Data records
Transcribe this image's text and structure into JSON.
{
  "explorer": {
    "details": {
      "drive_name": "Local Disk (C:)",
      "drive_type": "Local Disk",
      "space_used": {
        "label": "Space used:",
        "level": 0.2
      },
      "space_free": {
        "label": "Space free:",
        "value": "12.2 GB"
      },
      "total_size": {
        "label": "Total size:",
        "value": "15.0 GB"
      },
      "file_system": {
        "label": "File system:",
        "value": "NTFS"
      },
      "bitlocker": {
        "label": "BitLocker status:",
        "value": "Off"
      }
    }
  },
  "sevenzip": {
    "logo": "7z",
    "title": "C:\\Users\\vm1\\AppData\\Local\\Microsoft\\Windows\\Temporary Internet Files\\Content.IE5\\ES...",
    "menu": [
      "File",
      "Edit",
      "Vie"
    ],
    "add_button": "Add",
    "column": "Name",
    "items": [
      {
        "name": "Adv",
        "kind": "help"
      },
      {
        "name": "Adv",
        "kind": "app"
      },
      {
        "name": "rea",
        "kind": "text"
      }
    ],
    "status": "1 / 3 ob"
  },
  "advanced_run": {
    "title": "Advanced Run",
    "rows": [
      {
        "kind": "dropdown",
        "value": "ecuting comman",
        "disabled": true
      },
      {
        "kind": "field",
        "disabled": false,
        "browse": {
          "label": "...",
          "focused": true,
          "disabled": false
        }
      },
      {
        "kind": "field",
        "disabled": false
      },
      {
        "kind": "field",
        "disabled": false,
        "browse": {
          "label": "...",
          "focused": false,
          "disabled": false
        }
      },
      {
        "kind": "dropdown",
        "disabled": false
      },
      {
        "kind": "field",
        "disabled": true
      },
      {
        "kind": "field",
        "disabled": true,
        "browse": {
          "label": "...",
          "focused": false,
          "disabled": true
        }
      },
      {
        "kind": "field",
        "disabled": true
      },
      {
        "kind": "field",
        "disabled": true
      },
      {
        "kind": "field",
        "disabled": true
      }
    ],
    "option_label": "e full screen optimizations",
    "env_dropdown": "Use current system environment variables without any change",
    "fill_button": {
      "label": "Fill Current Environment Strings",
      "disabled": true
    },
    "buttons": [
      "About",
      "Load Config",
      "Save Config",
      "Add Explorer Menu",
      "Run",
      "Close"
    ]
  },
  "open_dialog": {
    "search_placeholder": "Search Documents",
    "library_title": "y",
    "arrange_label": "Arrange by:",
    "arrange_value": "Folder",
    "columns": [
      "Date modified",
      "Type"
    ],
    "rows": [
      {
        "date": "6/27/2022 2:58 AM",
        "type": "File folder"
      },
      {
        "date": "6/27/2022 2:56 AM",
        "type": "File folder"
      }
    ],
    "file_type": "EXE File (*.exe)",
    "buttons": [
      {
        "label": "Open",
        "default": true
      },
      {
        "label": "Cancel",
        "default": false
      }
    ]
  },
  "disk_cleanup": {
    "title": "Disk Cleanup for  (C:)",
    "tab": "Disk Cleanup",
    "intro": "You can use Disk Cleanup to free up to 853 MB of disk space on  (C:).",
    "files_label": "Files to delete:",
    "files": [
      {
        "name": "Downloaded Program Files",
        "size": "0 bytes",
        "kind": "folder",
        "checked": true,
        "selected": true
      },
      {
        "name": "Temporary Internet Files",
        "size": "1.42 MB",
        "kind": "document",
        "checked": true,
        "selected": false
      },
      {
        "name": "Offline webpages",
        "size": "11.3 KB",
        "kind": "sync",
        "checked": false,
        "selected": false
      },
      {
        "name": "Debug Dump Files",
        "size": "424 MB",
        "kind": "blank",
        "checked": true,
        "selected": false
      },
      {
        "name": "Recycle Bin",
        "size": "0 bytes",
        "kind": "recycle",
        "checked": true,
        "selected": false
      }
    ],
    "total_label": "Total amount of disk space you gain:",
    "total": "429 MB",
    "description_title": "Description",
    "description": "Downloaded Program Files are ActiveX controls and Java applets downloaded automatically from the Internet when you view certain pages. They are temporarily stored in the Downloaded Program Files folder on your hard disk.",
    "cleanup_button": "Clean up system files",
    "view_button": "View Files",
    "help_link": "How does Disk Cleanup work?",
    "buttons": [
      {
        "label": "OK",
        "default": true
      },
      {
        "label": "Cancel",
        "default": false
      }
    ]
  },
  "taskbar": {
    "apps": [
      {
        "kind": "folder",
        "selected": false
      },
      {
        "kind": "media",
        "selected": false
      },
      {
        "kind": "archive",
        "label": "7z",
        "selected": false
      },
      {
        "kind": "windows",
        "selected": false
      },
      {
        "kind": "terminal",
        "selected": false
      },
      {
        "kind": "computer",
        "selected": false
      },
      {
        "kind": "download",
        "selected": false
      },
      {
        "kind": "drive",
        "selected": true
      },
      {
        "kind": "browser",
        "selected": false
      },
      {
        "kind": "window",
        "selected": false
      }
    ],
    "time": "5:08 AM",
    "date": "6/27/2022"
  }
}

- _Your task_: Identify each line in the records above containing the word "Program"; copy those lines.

- _Task output_:
        "name": "Downloaded Program Files",
    "description": "Downloaded Program Files are ActiveX controls and Java applets downloaded automatically from the Internet when you view certain pages. They are temporarily stored in the Downloaded Program Files folder on your hard disk.",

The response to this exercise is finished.